Repeat the listing below word for word, leaving nothing out.
- - -
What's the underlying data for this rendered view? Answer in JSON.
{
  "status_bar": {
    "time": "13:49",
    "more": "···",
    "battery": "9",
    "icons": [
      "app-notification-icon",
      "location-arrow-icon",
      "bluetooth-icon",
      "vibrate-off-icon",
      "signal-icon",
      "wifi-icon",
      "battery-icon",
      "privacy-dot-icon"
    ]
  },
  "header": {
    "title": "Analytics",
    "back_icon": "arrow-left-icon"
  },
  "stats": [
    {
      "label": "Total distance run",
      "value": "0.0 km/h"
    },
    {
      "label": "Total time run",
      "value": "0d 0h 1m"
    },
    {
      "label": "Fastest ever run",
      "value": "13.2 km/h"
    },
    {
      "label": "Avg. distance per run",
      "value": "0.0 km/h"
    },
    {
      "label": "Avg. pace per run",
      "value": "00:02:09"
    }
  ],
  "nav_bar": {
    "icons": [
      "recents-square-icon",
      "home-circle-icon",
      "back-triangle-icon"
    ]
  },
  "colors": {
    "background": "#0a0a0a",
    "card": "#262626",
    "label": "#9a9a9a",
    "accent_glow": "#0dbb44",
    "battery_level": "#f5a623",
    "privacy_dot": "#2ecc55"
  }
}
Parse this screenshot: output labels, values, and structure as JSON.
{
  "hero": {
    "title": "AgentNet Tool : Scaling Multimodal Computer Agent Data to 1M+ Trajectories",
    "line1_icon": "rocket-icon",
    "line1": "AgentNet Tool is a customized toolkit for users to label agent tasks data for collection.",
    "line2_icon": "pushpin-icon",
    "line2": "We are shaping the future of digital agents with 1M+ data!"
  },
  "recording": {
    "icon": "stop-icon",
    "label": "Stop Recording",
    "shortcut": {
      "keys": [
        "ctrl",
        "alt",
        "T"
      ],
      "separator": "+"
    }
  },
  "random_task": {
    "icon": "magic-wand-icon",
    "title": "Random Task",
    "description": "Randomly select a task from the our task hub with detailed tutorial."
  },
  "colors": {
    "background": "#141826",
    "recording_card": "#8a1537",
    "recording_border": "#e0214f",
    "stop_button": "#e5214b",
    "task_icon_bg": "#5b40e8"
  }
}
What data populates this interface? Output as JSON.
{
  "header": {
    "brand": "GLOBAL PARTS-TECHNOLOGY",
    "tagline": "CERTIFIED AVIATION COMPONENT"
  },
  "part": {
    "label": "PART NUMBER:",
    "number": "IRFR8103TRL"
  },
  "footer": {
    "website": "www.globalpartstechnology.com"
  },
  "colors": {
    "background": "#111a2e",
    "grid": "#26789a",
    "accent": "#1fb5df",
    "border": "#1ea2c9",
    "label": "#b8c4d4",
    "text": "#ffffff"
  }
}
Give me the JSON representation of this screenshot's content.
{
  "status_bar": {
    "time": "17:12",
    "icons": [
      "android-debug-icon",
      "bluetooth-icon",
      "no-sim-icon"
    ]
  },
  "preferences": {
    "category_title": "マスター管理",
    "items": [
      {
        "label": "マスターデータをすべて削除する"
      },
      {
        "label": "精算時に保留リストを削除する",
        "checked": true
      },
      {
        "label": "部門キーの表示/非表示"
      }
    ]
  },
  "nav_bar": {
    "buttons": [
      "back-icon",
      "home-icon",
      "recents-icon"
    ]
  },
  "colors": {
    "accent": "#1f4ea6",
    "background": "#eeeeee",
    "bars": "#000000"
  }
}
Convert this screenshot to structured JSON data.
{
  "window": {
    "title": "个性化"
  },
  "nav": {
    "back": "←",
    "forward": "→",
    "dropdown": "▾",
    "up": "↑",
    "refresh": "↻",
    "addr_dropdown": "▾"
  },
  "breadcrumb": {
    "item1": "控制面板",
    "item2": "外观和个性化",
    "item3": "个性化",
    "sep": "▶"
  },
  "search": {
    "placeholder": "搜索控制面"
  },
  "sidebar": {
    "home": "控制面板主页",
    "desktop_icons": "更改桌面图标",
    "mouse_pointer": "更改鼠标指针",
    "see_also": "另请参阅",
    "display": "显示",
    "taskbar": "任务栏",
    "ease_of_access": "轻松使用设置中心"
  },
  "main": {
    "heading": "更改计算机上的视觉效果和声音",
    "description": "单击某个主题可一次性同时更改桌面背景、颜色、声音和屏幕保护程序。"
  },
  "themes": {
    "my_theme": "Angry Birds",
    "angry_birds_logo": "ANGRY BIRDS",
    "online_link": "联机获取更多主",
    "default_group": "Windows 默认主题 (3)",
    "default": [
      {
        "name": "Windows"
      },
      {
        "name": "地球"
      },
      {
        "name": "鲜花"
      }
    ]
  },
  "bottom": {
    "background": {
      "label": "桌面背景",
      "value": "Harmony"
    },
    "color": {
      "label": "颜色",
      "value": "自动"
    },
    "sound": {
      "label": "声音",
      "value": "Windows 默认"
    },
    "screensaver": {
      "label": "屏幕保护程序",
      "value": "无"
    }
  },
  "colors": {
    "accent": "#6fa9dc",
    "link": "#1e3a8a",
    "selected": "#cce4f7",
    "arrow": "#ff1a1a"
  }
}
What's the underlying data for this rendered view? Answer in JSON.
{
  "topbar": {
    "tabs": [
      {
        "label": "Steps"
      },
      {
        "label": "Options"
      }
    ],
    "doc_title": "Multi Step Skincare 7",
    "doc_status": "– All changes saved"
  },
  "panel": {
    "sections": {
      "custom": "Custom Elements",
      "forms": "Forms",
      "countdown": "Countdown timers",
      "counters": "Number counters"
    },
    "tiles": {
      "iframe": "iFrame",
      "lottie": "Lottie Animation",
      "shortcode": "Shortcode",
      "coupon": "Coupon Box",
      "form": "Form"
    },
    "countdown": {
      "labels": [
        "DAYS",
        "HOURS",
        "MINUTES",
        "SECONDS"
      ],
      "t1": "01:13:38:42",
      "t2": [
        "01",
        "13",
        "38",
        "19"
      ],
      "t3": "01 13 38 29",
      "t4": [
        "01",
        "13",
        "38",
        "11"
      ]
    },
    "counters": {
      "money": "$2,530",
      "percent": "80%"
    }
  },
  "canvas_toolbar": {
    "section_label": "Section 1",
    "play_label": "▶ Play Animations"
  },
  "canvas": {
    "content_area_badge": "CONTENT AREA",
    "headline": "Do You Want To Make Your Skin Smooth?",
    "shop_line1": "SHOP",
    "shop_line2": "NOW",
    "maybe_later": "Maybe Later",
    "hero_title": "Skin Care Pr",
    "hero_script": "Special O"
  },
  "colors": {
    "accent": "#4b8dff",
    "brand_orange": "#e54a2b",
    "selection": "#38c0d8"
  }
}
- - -
§ Answer area:
What's the underlying data for this rendered view? Answer in JSON.
{
  "status_bar": {
    "time": "13:49",
    "more": "···",
    "battery": "9",
    "icons": [
      "app-notification-icon",
      "location-arrow-icon",
      "bluetooth-icon",
      "vibrate-off-icon",
      "signal-icon",
      "wifi-icon",
      "battery-icon",
      "privacy-dot-icon"
    ]
  },
  "header": {
    "title": "Analytics",
    "back_icon": "arrow-left-icon"
  },
  "stats": [
    {
      "label": "Total distance run",
      "value": "0.0 km/h"
    },
    {
      "label": "Total time run",
      "value": "0d 0h 1m"
    },
    {
      "label": "Fastest ever run",
      "value": "13.2 km/h"
    },
    {
      "label": "Avg. distance per run",
      "value": "0.0 km/h"
    },
    {
      "label": "Avg. pace per run",
      "value": "00:02:09"
    }
  ],
  "nav_bar": {
    "icons": [
      "recents-square-icon",
      "home-circle-icon",
      "back-triangle-icon"
    ]
  },
  "colors": {
    "background": "#0a0a0a",
    "card": "#262626",
    "label": "#9a9a9a",
    "accent_glow": "#0dbb44",
    "battery_level": "#f5a623",
    "privacy_dot": "#2ecc55"
  }
}
Parse this screenshot: output labels, values, and structure as JSON.
{
  "hero": {
    "title": "AgentNet Tool : Scaling Multimodal Computer Agent Data to 1M+ Trajectories",
    "line1_icon": "rocket-icon",
    "line1": "AgentNet Tool is a customized toolkit for users to label agent tasks data for collection.",
    "line2_icon": "pushpin-icon",
    "line2": "We are shaping the future of digital agents with 1M+ data!"
  },
  "recording": {
    "icon": "stop-icon",
    "label": "Stop Recording",
    "shortcut": {
      "keys": [
        "ctrl",
        "alt",
        "T"
      ],
      "separator": "+"
    }
  },
  "random_task": {
    "icon": "magic-wand-icon",
    "title": "Random Task",
    "description": "Randomly select a task from the our task hub with detailed tutorial."
  },
  "colors": {
    "background": "#141826",
    "recording_card": "#8a1537",
    "recording_border": "#e0214f",
    "stop_button": "#e5214b",
    "task_icon_bg": "#5b40e8"
  }
}
What data populates this interface? Output as JSON.
{
  "header": {
    "brand": "GLOBAL PARTS-TECHNOLOGY",
    "tagline": "CERTIFIED AVIATION COMPONENT"
  },
  "part": {
    "label": "PART NUMBER:",
    "number": "IRFR8103TRL"
  },
  "footer": {
    "website": "www.globalpartstechnology.com"
  },
  "colors": {
    "background": "#111a2e",
    "grid": "#26789a",
    "accent": "#1fb5df",
    "border": "#1ea2c9",
    "label": "#b8c4d4",
    "text": "#ffffff"
  }
}
Give me the JSON representation of this screenshot's content.
{
  "status_bar": {
    "time": "17:12",
    "icons": [
      "android-debug-icon",
      "bluetooth-icon",
      "no-sim-icon"
    ]
  },
  "preferences": {
    "category_title": "マスター管理",
    "items": [
      {
        "label": "マスターデータをすべて削除する"
      },
      {
        "label": "精算時に保留リストを削除する",
        "checked": true
      },
      {
        "label": "部門キーの表示/非表示"
      }
    ]
  },
  "nav_bar": {
    "buttons": [
      "back-icon",
      "home-icon",
      "recents-icon"
    ]
  },
  "colors": {
    "accent": "#1f4ea6",
    "background": "#eeeeee",
    "bars": "#000000"
  }
}
Convert this screenshot to structured JSON data.
{
  "window": {
    "title": "个性化"
  },
  "nav": {
    "back": "←",
    "forward": "→",
    "dropdown": "▾",
    "up": "↑",
    "refresh": "↻",
    "addr_dropdown": "▾"
  },
  "breadcrumb": {
    "item1": "控制面板",
    "item2": "外观和个性化",
    "item3": "个性化",
    "sep": "▶"
  },
  "search": {
    "placeholder": "搜索控制面"
  },
  "sidebar": {
    "home": "控制面板主页",
    "desktop_icons": "更改桌面图标",
    "mouse_pointer": "更改鼠标指针",
    "see_also": "另请参阅",
    "display": "显示",
    "taskbar": "任务栏",
    "ease_of_access": "轻松使用设置中心"
  },
  "main": {
    "heading": "更改计算机上的视觉效果和声音",
    "description": "单击某个主题可一次性同时更改桌面背景、颜色、声音和屏幕保护程序。"
  },
  "themes": {
    "my_theme": "Angry Birds",
    "angry_birds_logo": "ANGRY BIRDS",
    "online_link": "联机获取更多主",
    "default_group": "Windows 默认主题 (3)",
    "default": [
      {
        "name": "Windows"
      },
      {
        "name": "地球"
      },
      {
        "name": "鲜花"
      }
    ]
  },
  "bottom": {
    "background": {
      "label": "桌面背景",
      "value": "Harmony"
    },
    "color": {
      "label": "颜色",
      "value": "自动"
    },
    "sound": {
      "label": "声音",
      "value": "Windows 默认"
    },
    "screensaver": {
      "label": "屏幕保护程序",
      "value": "无"
    }
  },
  "colors": {
    "accent": "#6fa9dc",
    "link": "#1e3a8a",
    "selected": "#cce4f7",
    "arrow": "#ff1a1a"
  }
}
What's the underlying data for this rendered view? Answer in JSON.
{
  "topbar": {
    "tabs": [
      {
        "label": "Steps"
      },
      {
        "label": "Options"
      }
    ],
    "doc_title": "Multi Step Skincare 7",
    "doc_status": "– All changes saved"
  },
  "panel": {
    "sections": {
      "custom": "Custom Elements",
      "forms": "Forms",
      "countdown": "Countdown timers",
      "counters": "Number counters"
    },
    "tiles": {
      "iframe": "iFrame",
      "lottie": "Lottie Animation",
      "shortcode": "Shortcode",
      "coupon": "Coupon Box",
      "form": "Form"
    },
    "countdown": {
      "labels": [
        "DAYS",
        "HOURS",
        "MINUTES",
        "SECONDS"
      ],
      "t1": "01:13:38:42",
      "t2": [
        "01",
        "13",
        "38",
        "19"
      ],
      "t3": "01 13 38 29",
      "t4": [
        "01",
        "13",
        "38",
        "11"
      ]
    },
    "counters": {
      "money": "$2,530",
      "percent": "80%"
    }
  },
  "canvas_toolbar": {
    "section_label": "Section 1",
    "play_label": "▶ Play Animations"
  },
  "canvas": {
    "content_area_badge": "CONTENT AREA",
    "headline": "Do You Want To Make Your Skin Smooth?",
    "shop_line1": "SHOP",
    "shop_line2": "NOW",
    "maybe_later": "Maybe Later",
    "hero_title": "Skin Care Pr",
    "hero_script": "Special O"
  },
  "colors": {
    "accent": "#4b8dff",
    "brand_orange": "#e54a2b",
    "selection": "#38c0d8"
  }
}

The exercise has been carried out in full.